Scan the listing below and copy each line holding the word "Вертикальный".
------ RECORDS FOR THE EXERCISE
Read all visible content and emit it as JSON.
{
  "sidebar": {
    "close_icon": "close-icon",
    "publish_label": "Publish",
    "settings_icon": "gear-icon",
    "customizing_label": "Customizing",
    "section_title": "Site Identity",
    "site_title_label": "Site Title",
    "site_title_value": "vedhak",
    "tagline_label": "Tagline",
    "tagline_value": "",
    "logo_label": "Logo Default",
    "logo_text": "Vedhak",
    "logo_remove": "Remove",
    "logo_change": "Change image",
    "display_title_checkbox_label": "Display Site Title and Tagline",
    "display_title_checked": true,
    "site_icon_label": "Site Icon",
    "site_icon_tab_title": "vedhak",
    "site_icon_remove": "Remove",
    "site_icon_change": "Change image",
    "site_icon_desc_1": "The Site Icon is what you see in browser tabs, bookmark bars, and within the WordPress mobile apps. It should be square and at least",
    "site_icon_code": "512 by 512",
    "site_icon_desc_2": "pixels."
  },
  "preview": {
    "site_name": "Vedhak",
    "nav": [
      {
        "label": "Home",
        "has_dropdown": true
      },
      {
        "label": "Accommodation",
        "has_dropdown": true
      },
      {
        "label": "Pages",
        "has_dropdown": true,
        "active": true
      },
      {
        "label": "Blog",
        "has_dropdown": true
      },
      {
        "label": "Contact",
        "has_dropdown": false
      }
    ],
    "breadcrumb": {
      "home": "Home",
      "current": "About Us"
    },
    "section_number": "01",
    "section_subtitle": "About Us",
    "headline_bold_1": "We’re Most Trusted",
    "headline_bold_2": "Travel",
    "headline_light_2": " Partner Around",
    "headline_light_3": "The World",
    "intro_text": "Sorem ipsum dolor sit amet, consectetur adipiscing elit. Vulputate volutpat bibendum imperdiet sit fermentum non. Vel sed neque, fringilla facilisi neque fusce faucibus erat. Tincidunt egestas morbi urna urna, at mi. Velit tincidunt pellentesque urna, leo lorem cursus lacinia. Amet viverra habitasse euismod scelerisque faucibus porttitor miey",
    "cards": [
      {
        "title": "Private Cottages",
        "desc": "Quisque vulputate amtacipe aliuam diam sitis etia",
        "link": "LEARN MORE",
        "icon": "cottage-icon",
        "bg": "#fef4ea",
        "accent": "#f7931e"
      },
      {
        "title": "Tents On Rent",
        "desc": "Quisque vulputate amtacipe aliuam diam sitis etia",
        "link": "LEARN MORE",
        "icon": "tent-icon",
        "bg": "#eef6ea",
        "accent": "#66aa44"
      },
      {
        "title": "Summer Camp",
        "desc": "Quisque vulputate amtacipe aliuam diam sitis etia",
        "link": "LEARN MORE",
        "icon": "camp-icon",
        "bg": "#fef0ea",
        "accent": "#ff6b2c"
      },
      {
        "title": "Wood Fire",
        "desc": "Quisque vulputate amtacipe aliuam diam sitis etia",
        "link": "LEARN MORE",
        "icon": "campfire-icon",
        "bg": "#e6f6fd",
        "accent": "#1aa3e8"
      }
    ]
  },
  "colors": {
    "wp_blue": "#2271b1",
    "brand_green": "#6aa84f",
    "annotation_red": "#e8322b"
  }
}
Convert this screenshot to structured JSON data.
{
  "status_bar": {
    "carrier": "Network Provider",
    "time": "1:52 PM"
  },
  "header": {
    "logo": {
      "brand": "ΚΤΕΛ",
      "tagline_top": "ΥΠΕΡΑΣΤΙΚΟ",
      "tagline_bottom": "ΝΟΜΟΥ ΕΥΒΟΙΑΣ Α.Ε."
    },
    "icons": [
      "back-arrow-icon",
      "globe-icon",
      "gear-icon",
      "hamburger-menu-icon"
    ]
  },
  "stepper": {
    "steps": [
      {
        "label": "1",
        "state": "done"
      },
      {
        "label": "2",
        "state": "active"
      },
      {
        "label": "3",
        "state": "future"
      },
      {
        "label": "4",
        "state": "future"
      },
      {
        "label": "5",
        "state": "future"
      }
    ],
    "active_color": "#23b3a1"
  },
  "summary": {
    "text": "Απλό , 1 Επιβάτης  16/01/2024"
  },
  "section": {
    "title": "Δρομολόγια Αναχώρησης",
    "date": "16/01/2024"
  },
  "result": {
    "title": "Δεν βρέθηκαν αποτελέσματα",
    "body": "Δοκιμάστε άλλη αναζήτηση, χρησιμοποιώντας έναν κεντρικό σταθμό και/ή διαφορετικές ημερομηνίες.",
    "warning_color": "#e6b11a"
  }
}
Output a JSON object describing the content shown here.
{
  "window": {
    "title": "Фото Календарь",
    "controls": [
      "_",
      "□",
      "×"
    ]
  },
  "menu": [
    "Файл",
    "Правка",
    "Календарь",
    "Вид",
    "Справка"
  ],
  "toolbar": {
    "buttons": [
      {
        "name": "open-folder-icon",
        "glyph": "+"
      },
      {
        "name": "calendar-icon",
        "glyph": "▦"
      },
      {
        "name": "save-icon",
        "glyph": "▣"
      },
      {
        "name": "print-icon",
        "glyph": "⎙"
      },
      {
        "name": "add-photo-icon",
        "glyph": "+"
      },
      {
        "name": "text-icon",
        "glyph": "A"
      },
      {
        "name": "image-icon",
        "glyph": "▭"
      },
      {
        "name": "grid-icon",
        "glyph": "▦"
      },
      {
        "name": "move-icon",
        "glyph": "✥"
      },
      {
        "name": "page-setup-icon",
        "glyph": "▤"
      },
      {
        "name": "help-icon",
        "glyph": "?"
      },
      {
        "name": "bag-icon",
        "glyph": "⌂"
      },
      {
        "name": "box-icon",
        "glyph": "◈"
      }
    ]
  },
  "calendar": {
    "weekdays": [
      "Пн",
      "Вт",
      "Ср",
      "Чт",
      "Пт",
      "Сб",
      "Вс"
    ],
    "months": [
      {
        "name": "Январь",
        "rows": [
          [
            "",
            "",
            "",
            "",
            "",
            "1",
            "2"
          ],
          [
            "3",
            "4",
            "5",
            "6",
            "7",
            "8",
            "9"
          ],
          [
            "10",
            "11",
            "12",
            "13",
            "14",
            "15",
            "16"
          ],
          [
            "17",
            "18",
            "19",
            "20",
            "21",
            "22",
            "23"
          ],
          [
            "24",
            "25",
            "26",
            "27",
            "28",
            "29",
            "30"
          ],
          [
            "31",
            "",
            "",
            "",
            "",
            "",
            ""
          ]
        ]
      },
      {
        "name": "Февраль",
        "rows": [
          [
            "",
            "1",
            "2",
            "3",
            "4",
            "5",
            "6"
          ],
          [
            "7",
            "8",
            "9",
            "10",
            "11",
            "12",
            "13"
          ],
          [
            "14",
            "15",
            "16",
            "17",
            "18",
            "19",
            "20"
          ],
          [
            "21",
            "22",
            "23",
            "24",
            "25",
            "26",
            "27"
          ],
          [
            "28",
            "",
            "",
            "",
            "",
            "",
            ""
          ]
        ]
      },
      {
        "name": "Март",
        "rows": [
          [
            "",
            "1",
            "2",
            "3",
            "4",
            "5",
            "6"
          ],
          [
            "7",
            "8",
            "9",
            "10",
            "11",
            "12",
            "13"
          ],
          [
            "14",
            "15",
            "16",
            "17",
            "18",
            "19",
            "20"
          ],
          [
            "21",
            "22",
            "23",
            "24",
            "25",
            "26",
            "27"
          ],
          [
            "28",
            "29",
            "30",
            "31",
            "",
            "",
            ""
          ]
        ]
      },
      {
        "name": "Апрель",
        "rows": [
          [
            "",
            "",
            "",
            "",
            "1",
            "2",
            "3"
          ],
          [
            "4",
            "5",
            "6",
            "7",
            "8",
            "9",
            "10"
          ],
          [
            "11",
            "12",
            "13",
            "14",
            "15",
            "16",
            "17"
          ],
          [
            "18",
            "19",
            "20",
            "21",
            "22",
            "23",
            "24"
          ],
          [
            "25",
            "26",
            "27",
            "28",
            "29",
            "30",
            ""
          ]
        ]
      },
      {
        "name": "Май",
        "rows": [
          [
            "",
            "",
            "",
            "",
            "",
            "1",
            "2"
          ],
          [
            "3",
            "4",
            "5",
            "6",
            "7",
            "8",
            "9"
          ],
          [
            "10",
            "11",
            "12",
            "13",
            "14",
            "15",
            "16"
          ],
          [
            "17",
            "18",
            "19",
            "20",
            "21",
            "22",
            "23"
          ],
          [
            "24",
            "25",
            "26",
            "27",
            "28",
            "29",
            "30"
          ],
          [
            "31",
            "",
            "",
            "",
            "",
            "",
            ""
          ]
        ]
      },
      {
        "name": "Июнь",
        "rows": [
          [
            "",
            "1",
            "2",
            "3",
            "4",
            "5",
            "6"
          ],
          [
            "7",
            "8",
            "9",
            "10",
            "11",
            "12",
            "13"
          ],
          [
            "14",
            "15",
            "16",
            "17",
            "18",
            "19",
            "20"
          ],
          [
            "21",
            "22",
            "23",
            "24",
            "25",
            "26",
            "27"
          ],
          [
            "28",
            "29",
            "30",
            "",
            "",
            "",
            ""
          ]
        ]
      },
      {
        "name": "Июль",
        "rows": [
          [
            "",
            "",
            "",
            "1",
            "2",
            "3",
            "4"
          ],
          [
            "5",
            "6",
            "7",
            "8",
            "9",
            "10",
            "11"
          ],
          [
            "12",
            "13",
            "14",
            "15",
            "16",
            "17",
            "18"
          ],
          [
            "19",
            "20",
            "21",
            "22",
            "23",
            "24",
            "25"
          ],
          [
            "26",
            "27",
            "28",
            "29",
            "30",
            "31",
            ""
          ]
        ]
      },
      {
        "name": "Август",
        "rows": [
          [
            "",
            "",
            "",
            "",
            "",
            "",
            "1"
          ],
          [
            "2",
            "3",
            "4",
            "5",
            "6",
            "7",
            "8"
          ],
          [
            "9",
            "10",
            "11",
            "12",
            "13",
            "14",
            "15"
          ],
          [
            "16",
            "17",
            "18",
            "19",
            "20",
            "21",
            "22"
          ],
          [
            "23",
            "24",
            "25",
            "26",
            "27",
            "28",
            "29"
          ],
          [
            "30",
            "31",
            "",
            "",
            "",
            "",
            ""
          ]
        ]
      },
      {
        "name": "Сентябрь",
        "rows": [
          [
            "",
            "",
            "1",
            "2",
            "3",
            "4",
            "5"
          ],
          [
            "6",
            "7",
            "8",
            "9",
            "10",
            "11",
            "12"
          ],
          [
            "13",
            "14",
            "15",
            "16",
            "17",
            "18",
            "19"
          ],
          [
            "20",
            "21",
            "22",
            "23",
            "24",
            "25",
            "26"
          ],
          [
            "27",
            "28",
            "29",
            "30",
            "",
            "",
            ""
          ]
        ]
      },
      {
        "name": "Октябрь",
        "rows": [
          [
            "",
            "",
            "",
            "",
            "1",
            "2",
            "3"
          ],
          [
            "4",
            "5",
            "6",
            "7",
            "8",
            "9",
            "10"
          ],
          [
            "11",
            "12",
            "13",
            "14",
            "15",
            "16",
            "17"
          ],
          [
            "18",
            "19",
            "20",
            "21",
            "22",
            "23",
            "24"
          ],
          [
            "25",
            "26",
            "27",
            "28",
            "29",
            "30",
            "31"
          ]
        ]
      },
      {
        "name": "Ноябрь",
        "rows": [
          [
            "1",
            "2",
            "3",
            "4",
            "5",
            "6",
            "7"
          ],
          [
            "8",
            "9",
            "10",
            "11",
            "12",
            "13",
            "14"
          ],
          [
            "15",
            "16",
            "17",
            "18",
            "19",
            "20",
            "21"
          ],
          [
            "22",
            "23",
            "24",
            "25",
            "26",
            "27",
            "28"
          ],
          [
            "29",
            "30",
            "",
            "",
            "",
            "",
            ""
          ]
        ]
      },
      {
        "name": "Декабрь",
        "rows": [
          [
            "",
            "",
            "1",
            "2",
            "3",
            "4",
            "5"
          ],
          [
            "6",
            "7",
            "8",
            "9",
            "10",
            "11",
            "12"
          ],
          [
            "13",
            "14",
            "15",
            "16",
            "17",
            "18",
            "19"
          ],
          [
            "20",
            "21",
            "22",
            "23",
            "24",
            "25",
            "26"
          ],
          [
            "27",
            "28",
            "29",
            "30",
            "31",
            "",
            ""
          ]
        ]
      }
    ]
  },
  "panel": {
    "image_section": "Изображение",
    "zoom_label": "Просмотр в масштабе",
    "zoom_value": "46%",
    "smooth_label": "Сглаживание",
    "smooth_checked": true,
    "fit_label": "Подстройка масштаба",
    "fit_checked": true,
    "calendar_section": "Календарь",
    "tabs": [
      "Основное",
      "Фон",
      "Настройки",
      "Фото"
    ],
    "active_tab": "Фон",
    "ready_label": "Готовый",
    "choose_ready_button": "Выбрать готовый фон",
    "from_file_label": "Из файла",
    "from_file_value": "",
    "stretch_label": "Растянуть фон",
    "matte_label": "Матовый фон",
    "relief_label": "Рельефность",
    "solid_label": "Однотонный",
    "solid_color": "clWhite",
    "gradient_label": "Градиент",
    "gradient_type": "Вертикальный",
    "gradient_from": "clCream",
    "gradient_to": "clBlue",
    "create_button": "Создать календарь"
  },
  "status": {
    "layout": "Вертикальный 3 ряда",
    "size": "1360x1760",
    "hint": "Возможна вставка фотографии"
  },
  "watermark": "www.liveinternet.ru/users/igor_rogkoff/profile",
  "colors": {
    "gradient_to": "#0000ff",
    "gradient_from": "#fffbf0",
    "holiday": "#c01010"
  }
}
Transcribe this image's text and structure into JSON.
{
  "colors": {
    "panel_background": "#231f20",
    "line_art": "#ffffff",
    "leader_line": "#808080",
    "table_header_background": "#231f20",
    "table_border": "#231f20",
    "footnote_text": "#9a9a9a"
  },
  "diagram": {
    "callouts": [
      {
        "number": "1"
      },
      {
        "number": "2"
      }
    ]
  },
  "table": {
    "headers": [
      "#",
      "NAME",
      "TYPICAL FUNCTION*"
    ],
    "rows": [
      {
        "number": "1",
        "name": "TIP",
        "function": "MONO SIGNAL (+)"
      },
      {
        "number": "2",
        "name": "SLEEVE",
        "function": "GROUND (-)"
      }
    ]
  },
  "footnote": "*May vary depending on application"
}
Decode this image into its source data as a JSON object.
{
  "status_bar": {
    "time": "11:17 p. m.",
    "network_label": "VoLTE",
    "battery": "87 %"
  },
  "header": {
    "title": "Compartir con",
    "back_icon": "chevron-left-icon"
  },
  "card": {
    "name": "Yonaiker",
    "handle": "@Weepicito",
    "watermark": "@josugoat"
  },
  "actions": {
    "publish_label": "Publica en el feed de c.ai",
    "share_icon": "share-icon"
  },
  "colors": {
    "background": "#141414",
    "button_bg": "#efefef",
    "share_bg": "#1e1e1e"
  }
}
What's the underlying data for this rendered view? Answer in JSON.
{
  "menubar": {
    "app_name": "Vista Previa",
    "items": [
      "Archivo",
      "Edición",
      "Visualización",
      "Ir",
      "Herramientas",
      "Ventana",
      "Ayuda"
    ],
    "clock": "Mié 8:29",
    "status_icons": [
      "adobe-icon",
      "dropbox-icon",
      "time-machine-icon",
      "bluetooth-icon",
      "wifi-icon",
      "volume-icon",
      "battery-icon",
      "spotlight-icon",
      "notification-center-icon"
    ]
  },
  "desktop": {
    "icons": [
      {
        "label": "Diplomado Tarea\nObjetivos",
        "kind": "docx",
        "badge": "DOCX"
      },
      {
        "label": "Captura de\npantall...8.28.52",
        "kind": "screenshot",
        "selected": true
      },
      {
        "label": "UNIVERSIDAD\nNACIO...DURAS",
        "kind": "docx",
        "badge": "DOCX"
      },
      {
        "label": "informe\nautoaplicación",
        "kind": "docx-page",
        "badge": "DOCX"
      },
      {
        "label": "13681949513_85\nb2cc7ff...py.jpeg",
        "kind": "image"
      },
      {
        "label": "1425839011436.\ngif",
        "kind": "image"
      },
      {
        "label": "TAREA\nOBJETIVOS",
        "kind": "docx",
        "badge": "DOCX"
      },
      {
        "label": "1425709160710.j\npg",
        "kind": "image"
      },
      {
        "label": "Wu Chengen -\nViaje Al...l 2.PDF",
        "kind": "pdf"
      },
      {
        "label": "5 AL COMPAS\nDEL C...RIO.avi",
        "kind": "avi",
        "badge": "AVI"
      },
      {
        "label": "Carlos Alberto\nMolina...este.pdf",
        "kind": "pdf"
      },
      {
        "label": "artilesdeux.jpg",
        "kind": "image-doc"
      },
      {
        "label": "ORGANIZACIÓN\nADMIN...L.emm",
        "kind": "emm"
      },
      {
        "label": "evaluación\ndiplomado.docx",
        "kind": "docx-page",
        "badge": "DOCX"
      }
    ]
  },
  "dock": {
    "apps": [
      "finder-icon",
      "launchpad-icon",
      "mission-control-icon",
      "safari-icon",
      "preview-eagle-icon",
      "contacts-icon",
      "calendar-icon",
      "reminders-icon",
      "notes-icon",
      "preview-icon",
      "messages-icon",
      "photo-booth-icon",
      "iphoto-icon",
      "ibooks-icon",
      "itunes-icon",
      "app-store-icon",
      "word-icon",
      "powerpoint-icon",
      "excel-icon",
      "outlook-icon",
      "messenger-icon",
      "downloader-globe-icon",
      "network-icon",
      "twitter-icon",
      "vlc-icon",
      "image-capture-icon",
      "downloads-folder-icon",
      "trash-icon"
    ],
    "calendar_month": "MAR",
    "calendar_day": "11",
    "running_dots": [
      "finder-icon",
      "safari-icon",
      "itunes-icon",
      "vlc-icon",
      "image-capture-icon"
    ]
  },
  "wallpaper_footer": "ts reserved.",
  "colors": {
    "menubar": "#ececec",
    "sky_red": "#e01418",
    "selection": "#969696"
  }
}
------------
## RESULT OF THE EXERCISE
    "gradient_type": "Вертикальный",
    "layout": "Вертикальный 3 ряда",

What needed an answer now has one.